The problem:
Every record is to be printed exactly as written; pictures are to be omitted.

────────────────────────────────────────

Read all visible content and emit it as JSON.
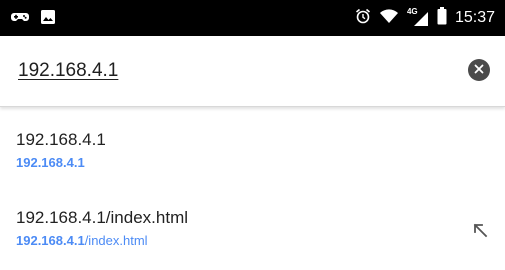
{
  "status_bar": {
    "left_icons": [
      "gamepad-icon",
      "image-icon"
    ],
    "right_icons": [
      "alarm-icon",
      "wifi-icon",
      "signal-4g-icon",
      "battery-icon"
    ],
    "network_label": "4G",
    "time": "15:37"
  },
  "search": {
    "value": "192.168.4.1",
    "clear_icon": "clear-icon"
  },
  "suggestions": [
    {
      "title": "192.168.4.1",
      "url_host": "192.168.4.1",
      "url_path": ""
    },
    {
      "title": "192.168.4.1/index.html",
      "url_host": "192.168.4.1",
      "url_path": "/index.html",
      "action_icon": "arrow-up-left-icon"
    }
  ],
  "colors": {
    "status_bar": "#000000",
    "link": "#4c8bf5",
    "text": "#222222",
    "clear_button": "#4a4a4a"
  }
}
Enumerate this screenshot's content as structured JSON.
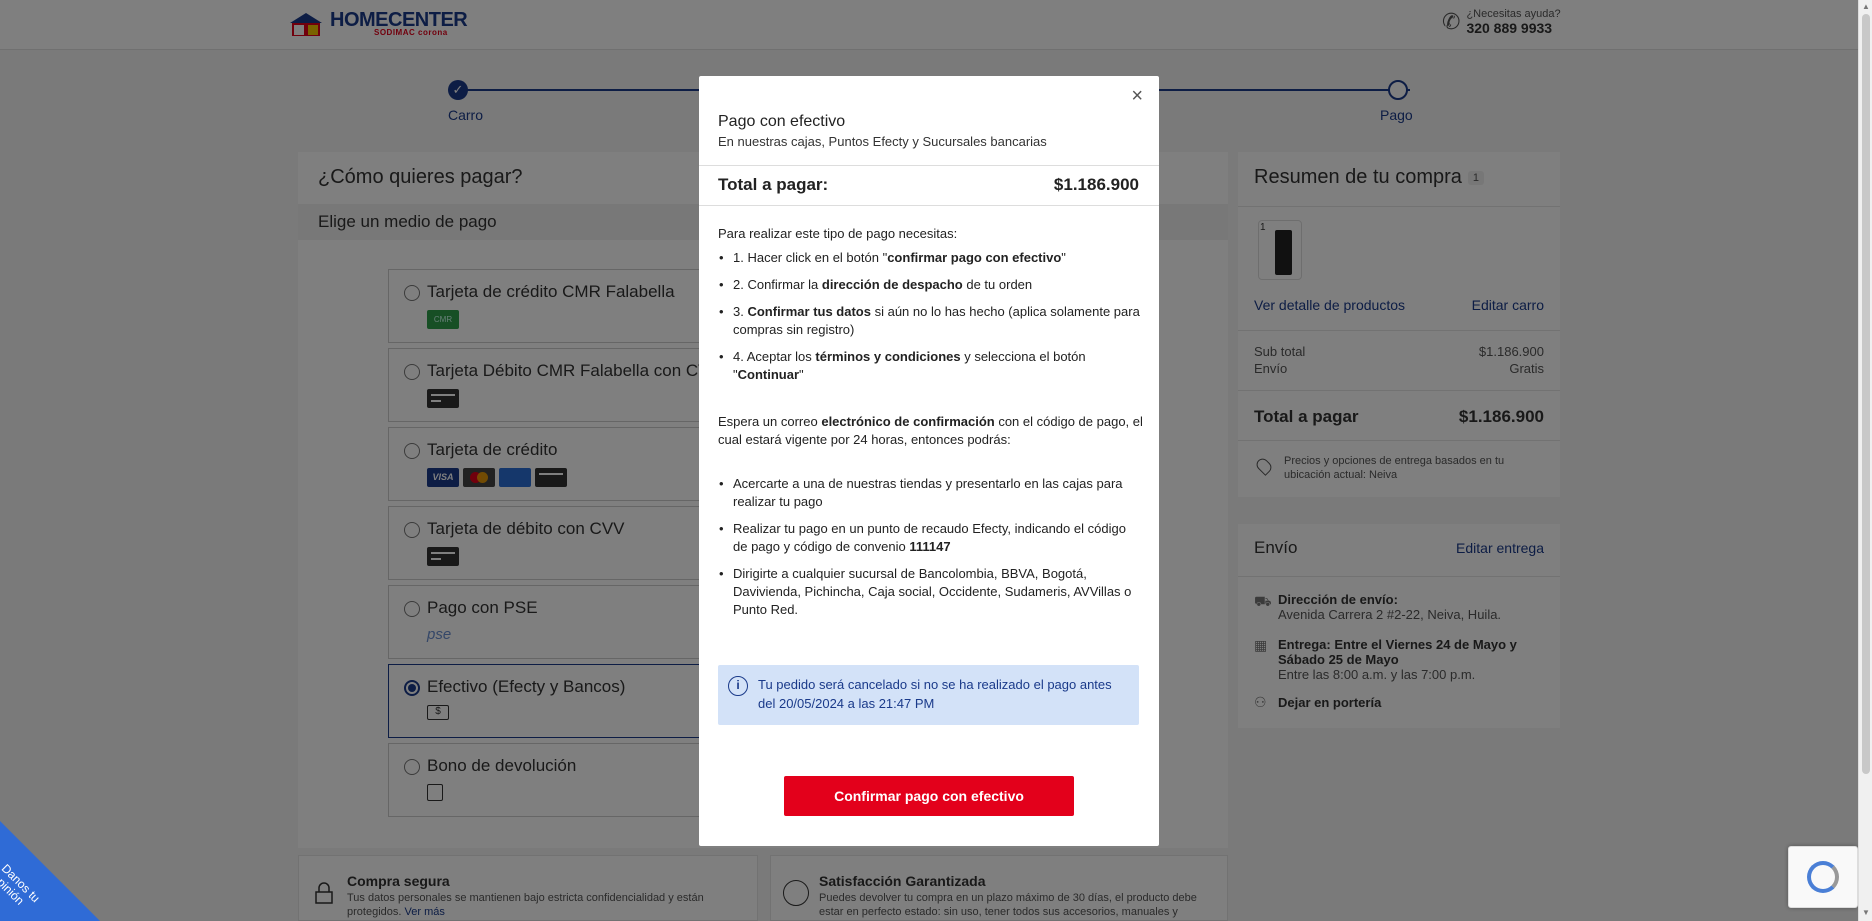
{
  "header": {
    "logo_text": "HOMECENTER",
    "logo_sub": "SODIMAC corona",
    "help_label": "¿Necesitas ayuda?",
    "help_phone": "320 889 9933"
  },
  "stepper": {
    "step1": "Carro",
    "step2": "Pago"
  },
  "payment": {
    "title": "¿Cómo quieres pagar?",
    "subtitle": "Elige un medio de pago",
    "methods": [
      {
        "label": "Tarjeta de crédito CMR Falabella"
      },
      {
        "label": "Tarjeta Débito CMR Falabella con CVV"
      },
      {
        "label": "Tarjeta de crédito"
      },
      {
        "label": "Tarjeta de débito con CVV"
      },
      {
        "label": "Pago con PSE"
      },
      {
        "label": "Efectivo (Efecty y Bancos)",
        "selected": true
      },
      {
        "label": "Bono de devolución"
      }
    ],
    "pse_text": "pse",
    "cmr_text": "CMR"
  },
  "info": {
    "secure_title": "Compra segura",
    "secure_text": "Tus datos personales se mantienen bajo estricta confidencialidad y están protegidos.",
    "secure_link": "Ver más",
    "guarantee_title": "Satisfacción Garantizada",
    "guarantee_text": "Puedes devolver tu compra en un plazo máximo de 30 días, el producto debe estar en perfecto estado: sin uso, tener todos sus accesorios, manuales y"
  },
  "summary": {
    "title": "Resumen de tu compra",
    "count": "1",
    "product_qty": "1",
    "detail_link": "Ver detalle de productos",
    "edit_cart_link": "Editar carro",
    "subtotal_label": "Sub total",
    "subtotal_value": "$1.186.900",
    "shipping_label": "Envío",
    "shipping_value": "Gratis",
    "total_label": "Total a pagar",
    "total_value": "$1.186.900",
    "note": "Precios y opciones de entrega basados en tu ubicación actual: Neiva"
  },
  "envio": {
    "title": "Envío",
    "edit_link": "Editar entrega",
    "address_label": "Dirección de envío:",
    "address_value": "Avenida Carrera 2 #2-22, Neiva, Huila.",
    "delivery_label": "Entrega: Entre el Viernes 24 de Mayo y Sábado 25 de Mayo",
    "delivery_hours": "Entre las 8:00 a.m. y las 7:00 p.m.",
    "leave_label": "Dejar en portería"
  },
  "feedback": {
    "label": "Danos tu opinión"
  },
  "modal": {
    "close": "×",
    "title": "Pago con efectivo",
    "subtitle": "En nuestras cajas, Puntos Efecty y Sucursales bancarias",
    "total_label": "Total a pagar:",
    "total_value": "$1.186.900",
    "intro": "Para realizar este tipo de pago necesitas:",
    "step1_a": "1. Hacer click en el botón \"",
    "step1_b": "confirmar pago con efectivo",
    "step1_c": "\"",
    "step2_a": "2. Confirmar la ",
    "step2_b": "dirección de despacho",
    "step2_c": " de tu orden",
    "step3_a": "3. ",
    "step3_b": "Confirmar tus datos",
    "step3_c": " si aún no lo has hecho (aplica solamente para compras sin registro)",
    "step4_a": "4. Aceptar los ",
    "step4_b": "términos y condiciones",
    "step4_c": " y selecciona el botón \"",
    "step4_d": "Continuar",
    "step4_e": "\"",
    "email_a": "Espera un correo ",
    "email_b": "electrónico de confirmación",
    "email_c": " con el código de pago, el cual estará vigente por 24 horas, entonces podrás:",
    "opt1": "Acercarte a una de nuestras tiendas y presentarlo en las cajas para realizar tu pago",
    "opt2_a": "Realizar tu pago en un punto de recaudo Efecty, indicando el código de pago y código de convenio ",
    "opt2_b": "111147",
    "opt3": "Dirigirte a cualquier sucursal de Bancolombia, BBVA, Bogotá, Davivienda, Pichincha, Caja social, Occidente, Sudameris, AVVillas o Punto Red.",
    "alert": "Tu pedido será cancelado si no se ha realizado el pago antes del 20/05/2024 a las 21:47 PM",
    "alert_icon": "i",
    "confirm_button": "Confirmar pago con efectivo"
  },
  "colors": {
    "brand_blue": "#1a3a8a",
    "brand_red": "#e3001b",
    "alert_bg": "#d3e2f8"
  }
}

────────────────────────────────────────

Written answer:
Read all visible content and emit it as JSON.
{
  "status_bar": {
    "left_icons": [
      "gamepad-icon",
      "image-icon"
    ],
    "right_icons": [
      "alarm-icon",
      "wifi-icon",
      "signal-4g-icon",
      "battery-icon"
    ],
    "network_label": "4G",
    "time": "15:37"
  },
  "search": {
    "value": "192.168.4.1",
    "clear_icon": "clear-icon"
  },
  "suggestions": [
    {
      "title": "192.168.4.1",
      "url_host": "192.168.4.1",
      "url_path": ""
    },
    {
      "title": "192.168.4.1/index.html",
      "url_host": "192.168.4.1",
      "url_path": "/index.html",
      "action_icon": "arrow-up-left-icon"
    }
  ],
  "colors": {
    "status_bar": "#000000",
    "link": "#4c8bf5",
    "text": "#222222",
    "clear_button": "#4a4a4a"
  }
}
Enumerate this screenshot's content as structured JSON.
{
  "header": {
    "logo_text": "HOMECENTER",
    "logo_sub": "SODIMAC corona",
    "help_label": "¿Necesitas ayuda?",
    "help_phone": "320 889 9933"
  },
  "stepper": {
    "step1": "Carro",
    "step2": "Pago"
  },
  "payment": {
    "title": "¿Cómo quieres pagar?",
    "subtitle": "Elige un medio de pago",
    "methods": [
      {
        "label": "Tarjeta de crédito CMR Falabella"
      },
      {
        "label": "Tarjeta Débito CMR Falabella con CVV"
      },
      {
        "label": "Tarjeta de crédito"
      },
      {
        "label": "Tarjeta de débito con CVV"
      },
      {
        "label": "Pago con PSE"
      },
      {
        "label": "Efectivo (Efecty y Bancos)",
        "selected": true
      },
      {
        "label": "Bono de devolución"
      }
    ],
    "pse_text": "pse",
    "cmr_text": "CMR"
  },
  "info": {
    "secure_title": "Compra segura",
    "secure_text": "Tus datos personales se mantienen bajo estricta confidencialidad y están protegidos.",
    "secure_link": "Ver más",
    "guarantee_title": "Satisfacción Garantizada",
    "guarantee_text": "Puedes devolver tu compra en un plazo máximo de 30 días, el producto debe estar en perfecto estado: sin uso, tener todos sus accesorios, manuales y"
  },
  "summary": {
    "title": "Resumen de tu compra",
    "count": "1",
    "product_qty": "1",
    "detail_link": "Ver detalle de productos",
    "edit_cart_link": "Editar carro",
    "subtotal_label": "Sub total",
    "subtotal_value": "$1.186.900",
    "shipping_label": "Envío",
    "shipping_value": "Gratis",
    "total_label": "Total a pagar",
    "total_value": "$1.186.900",
    "note": "Precios y opciones de entrega basados en tu ubicación actual: Neiva"
  },
  "envio": {
    "title": "Envío",
    "edit_link": "Editar entrega",
    "address_label": "Dirección de envío:",
    "address_value": "Avenida Carrera 2 #2-22, Neiva, Huila.",
    "delivery_label": "Entrega: Entre el Viernes 24 de Mayo y Sábado 25 de Mayo",
    "delivery_hours": "Entre las 8:00 a.m. y las 7:00 p.m.",
    "leave_label": "Dejar en portería"
  },
  "feedback": {
    "label": "Danos tu opinión"
  },
  "modal": {
    "close": "×",
    "title": "Pago con efectivo",
    "subtitle": "En nuestras cajas, Puntos Efecty y Sucursales bancarias",
    "total_label": "Total a pagar:",
    "total_value": "$1.186.900",
    "intro": "Para realizar este tipo de pago necesitas:",
    "step1_a": "1. Hacer click en el botón \"",
    "step1_b": "confirmar pago con efectivo",
    "step1_c": "\"",
    "step2_a": "2. Confirmar la ",
    "step2_b": "dirección de despacho",
    "step2_c": " de tu orden",
    "step3_a": "3. ",
    "step3_b": "Confirmar tus datos",
    "step3_c": " si aún no lo has hecho (aplica solamente para compras sin registro)",
    "step4_a": "4. Aceptar los ",
    "step4_b": "términos y condiciones",
    "step4_c": " y selecciona el botón \"",
    "step4_d": "Continuar",
    "step4_e": "\"",
    "email_a": "Espera un correo ",
    "email_b": "electrónico de confirmación",
    "email_c": " con el código de pago, el cual estará vigente por 24 horas, entonces podrás:",
    "opt1": "Acercarte a una de nuestras tiendas y presentarlo en las cajas para realizar tu pago",
    "opt2_a": "Realizar tu pago en un punto de recaudo Efecty, indicando el código de pago y código de convenio ",
    "opt2_b": "111147",
    "opt3": "Dirigirte a cualquier sucursal de Bancolombia, BBVA, Bogotá, Davivienda, Pichincha, Caja social, Occidente, Sudameris, AVVillas o Punto Red.",
    "alert": "Tu pedido será cancelado si no se ha realizado el pago antes del 20/05/2024 a las 21:47 PM",
    "alert_icon": "i",
    "confirm_button": "Confirmar pago con efectivo"
  },
  "colors": {
    "brand_blue": "#1a3a8a",
    "brand_red": "#e3001b",
    "alert_bg": "#d3e2f8"
  }
}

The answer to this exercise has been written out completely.